For each line below that holds the word "Jazdenie", make a copy.

[Source records]

========

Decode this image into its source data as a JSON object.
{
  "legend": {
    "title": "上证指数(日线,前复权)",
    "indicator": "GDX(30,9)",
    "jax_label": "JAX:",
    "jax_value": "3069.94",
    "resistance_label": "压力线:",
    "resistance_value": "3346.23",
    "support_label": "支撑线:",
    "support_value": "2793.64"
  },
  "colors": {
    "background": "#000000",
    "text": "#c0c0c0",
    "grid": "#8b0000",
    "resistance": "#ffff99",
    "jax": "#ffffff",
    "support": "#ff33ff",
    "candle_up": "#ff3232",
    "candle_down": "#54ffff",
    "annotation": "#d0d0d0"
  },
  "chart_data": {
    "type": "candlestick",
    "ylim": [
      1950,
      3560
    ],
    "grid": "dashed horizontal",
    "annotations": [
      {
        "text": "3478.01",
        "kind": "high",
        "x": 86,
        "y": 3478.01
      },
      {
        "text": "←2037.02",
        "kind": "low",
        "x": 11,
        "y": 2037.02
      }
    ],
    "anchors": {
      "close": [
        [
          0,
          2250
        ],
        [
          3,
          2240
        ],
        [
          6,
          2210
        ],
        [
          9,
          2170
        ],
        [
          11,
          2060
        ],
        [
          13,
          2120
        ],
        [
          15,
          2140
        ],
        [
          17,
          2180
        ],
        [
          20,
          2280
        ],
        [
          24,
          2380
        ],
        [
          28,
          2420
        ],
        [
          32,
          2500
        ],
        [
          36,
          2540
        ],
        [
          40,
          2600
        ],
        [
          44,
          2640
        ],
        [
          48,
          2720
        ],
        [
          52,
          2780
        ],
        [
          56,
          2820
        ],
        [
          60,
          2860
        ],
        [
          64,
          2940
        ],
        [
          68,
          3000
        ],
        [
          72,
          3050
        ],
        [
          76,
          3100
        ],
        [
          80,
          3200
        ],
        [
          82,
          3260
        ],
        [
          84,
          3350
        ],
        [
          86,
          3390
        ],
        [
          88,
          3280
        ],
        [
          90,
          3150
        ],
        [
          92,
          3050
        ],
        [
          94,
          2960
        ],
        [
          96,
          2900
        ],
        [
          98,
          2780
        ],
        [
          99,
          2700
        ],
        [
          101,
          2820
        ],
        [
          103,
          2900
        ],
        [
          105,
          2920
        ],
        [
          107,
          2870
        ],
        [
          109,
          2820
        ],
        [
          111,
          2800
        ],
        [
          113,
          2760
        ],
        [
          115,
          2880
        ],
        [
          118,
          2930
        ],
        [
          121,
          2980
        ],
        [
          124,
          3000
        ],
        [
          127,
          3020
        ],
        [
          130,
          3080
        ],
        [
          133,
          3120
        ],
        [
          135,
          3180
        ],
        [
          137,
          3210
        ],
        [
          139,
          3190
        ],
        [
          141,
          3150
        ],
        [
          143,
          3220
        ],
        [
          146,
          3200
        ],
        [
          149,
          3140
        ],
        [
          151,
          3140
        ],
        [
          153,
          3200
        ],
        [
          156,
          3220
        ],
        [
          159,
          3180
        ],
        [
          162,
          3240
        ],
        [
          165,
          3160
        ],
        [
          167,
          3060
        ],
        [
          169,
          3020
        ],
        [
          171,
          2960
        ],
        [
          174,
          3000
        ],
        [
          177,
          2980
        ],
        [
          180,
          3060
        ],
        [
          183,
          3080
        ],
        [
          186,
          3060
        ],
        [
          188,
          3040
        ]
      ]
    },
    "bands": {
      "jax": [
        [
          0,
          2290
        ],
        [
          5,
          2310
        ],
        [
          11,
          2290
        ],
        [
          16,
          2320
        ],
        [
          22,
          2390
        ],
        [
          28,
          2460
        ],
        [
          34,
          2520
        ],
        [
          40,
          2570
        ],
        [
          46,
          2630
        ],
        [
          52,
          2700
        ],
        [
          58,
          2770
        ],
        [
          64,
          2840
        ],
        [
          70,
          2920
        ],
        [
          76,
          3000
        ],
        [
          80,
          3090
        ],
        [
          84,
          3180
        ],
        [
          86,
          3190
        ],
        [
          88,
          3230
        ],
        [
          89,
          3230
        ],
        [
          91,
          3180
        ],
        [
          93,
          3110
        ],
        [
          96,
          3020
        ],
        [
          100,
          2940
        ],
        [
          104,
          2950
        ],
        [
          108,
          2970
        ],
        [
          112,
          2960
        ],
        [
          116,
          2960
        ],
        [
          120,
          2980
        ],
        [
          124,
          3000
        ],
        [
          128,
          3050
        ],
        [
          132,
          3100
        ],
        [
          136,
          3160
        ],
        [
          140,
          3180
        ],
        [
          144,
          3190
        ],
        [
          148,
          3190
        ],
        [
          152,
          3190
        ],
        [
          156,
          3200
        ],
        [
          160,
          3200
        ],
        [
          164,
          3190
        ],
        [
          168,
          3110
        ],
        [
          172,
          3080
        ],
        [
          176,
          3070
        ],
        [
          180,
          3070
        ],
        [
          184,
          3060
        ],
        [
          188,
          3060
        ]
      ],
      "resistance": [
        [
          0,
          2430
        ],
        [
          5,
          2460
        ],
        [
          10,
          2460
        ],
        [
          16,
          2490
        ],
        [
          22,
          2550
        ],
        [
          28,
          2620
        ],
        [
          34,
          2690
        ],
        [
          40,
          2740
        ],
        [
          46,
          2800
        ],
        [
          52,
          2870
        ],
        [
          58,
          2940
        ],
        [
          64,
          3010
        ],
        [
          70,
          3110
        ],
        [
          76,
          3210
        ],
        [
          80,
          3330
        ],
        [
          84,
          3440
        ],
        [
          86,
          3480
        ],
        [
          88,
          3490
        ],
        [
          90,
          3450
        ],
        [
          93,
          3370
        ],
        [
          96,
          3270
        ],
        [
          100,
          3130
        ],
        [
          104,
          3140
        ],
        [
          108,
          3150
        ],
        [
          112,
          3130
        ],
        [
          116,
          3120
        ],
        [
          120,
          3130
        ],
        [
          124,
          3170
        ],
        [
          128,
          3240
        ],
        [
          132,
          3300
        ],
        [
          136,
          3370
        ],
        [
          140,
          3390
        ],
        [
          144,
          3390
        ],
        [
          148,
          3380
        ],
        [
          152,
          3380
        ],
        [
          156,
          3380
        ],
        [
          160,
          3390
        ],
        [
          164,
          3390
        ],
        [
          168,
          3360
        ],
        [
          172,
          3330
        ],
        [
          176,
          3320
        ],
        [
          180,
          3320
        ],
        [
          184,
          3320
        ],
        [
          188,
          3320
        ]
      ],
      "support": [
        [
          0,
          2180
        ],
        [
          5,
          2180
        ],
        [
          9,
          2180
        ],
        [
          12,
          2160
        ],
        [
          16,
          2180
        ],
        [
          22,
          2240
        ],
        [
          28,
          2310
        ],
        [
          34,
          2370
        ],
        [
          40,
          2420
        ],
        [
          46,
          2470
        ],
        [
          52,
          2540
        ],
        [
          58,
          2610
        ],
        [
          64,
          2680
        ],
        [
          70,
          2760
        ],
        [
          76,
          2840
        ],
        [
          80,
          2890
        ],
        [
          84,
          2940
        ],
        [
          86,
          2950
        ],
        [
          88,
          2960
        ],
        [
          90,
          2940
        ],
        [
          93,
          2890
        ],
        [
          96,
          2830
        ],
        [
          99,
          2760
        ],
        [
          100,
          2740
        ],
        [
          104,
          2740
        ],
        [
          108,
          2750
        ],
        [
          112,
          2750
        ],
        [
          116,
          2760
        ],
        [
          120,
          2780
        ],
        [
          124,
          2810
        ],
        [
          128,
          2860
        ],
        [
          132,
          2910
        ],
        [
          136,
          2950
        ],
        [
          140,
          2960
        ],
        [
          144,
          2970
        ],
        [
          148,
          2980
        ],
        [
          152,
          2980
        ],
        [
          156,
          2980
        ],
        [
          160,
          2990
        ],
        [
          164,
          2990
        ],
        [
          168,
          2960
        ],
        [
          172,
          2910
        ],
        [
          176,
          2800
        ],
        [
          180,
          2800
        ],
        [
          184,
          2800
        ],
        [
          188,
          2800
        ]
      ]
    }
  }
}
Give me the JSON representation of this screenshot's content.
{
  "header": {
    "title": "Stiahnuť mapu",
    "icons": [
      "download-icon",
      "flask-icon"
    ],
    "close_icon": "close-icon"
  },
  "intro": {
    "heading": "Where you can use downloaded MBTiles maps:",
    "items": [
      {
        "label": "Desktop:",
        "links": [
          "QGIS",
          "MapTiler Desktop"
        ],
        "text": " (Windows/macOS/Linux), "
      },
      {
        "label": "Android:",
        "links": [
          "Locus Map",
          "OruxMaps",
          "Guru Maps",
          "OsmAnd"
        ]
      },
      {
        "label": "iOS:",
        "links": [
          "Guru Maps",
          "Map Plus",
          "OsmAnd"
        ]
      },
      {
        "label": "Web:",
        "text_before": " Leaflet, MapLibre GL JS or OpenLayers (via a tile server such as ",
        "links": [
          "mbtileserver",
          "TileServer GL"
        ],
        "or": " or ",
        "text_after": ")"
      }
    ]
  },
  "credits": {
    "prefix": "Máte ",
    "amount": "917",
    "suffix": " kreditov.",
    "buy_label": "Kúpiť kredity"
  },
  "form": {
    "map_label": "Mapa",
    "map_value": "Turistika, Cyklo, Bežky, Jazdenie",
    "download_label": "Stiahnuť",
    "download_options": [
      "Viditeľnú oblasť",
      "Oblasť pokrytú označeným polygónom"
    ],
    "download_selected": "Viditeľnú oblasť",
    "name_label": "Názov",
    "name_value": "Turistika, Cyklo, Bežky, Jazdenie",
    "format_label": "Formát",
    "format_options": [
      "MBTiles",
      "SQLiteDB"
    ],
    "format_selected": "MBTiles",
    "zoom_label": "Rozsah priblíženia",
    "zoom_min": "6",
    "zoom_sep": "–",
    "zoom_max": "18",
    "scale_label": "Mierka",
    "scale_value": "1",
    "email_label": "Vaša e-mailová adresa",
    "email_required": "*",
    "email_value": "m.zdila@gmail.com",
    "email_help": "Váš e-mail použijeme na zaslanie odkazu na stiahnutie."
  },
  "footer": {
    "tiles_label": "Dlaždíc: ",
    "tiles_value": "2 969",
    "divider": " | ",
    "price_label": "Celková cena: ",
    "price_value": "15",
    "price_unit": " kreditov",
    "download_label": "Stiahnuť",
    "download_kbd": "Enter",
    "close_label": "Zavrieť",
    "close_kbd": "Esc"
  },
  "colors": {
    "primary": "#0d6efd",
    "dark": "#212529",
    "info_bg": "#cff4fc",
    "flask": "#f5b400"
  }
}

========

__Answer to the problem__:
    "map_value": "Turistika, Cyklo, Bežky, Jazdenie",
    "name_value": "Turistika, Cyklo, Bežky, Jazdenie",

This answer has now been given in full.